Aloe vera for treating minor burns, including sunburn – 2009 review concludes: “some promising results with the use of aloe vera for diverse dermatologic conditions, clinical effectiveness of oral and topical aloe vera is not sufficiently and meticulously explored as yet.”
Black cohosh for reducing menopause symptoms – UK NHS clinical knowledge database states: “There is no good evidence that phytoestrogens, black cohosh, evening primrose oil, dong quai, ginkgo biloba, or ginseng are effective for treating menopausal symptoms.”
Boswellia (frankincense) for coping with arthritis and joint pain: NHS Choices says about the study of this substance: “One trial is rarely conclusive; more data are needed.”
Cranberry for cystitis and urinary-tract infections: Science-based Pharmacy has this to say after reviewing the literature: “When it comes to alternative medicine for urinary tract infections, there’s not much use in cranberry juice.”
Echinacea for influenza and cold prevention: The British Medical Journal reports that evidence of moderate quality obtained so far would suggest that, “Compared with placebo We don’t know whether echinacea is more effective at reducing the duration of symptoms of the common cold.”
Evening primrose oil for reducing cholesterol levels: Attract Wales (a UK NHS site that answers health questions) states: “We found very few studies in humans examining the effects of evening primrose oil on lipids. Those that were found were small and contained possible confounding factors.”
Feverfew for preventing migraines: A Cochrane Review says, “There is insufficient evidence from randomised, double-blind trials to suggest an effect of feverfew over and above placebo for preventing migraine.”
Flaxseed for treating the bone condition osteoporosis:
Ginkgo for Alzheimer’s and improving mental acuity: NHS Choices reports that a recent study suggests that, “Ginkgo biloba does not improve cognitive function in people with mild–to-moderate dementia.”
Papaya for herniated spinal disks: An enzyme extracted from papaya fruit can be injected into herniated disks to dissolve the gelatinous tissue and so reduce protruberant swelling (Time magazine report), this does not imply that eating papaya will be of benefit as enzymes are proteins and are broken down by the digestive system.

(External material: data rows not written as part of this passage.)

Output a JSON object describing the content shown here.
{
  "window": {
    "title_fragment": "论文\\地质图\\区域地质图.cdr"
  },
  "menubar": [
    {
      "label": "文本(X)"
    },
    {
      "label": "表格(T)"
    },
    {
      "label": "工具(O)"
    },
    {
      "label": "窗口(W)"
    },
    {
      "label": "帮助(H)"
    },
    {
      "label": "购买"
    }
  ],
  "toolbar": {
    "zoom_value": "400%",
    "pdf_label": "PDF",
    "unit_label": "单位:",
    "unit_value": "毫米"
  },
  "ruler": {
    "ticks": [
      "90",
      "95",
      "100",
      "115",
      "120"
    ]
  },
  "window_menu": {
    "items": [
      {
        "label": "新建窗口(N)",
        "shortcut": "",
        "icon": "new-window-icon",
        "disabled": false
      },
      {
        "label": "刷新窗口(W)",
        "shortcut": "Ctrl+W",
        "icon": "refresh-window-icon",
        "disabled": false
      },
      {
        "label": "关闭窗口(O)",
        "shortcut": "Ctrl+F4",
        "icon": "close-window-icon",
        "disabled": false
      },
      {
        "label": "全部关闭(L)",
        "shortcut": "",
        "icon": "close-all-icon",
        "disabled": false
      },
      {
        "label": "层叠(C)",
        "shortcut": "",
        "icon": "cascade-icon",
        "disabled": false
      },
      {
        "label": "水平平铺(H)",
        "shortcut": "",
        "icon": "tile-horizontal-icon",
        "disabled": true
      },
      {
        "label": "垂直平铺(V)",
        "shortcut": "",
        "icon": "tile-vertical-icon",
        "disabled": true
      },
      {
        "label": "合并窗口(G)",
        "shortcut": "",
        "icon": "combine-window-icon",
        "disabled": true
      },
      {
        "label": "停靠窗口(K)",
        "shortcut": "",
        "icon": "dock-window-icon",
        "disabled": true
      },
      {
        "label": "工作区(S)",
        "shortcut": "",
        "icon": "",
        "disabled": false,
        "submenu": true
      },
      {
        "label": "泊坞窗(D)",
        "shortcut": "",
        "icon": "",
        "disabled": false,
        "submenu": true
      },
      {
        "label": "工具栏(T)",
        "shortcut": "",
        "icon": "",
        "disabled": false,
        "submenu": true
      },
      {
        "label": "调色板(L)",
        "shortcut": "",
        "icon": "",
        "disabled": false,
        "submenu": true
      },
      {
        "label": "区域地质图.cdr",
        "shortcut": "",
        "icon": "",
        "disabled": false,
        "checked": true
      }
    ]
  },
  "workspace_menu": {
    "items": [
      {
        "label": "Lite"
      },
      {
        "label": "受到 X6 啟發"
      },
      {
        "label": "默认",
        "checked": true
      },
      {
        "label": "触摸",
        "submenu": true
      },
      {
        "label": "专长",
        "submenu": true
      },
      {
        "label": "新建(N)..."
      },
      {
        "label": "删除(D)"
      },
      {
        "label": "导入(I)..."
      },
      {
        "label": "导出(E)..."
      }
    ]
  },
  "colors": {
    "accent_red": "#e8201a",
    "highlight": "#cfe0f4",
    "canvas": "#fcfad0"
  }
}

UPDATE: 8th July 2010
This item has come in for some criticism from “MyQute” regarding my “attack” on “natural” “foods”. I’ve used inverted commas around those words because I disagree vehemently with their use in this discussion. Anyway, here are my responses to the attack:
First, they’re not “foods”, foods are eaten for nutritional purposes, these are meant to have medicinal effects.
Secondly, the majority are not “natural” they’re produced in manufacturing plants and sold in stores, there’s nothing natural about the processes involved.
Third, I did not simply use NHS references, check each link you’ll see.
Fourth, everything on the NHS website is vetted by medical professionals with no vested interest in the issues other than in the sense that they would rather not see people waste their money on products that may have a detrimental effect.
Fifth, the references I cite round up data from various sources, such as Cochrane Reviews and are not to single studies, they each generally weigh up all the available evidence and that points to most of these products as having little or no benefit in the claimed conditions.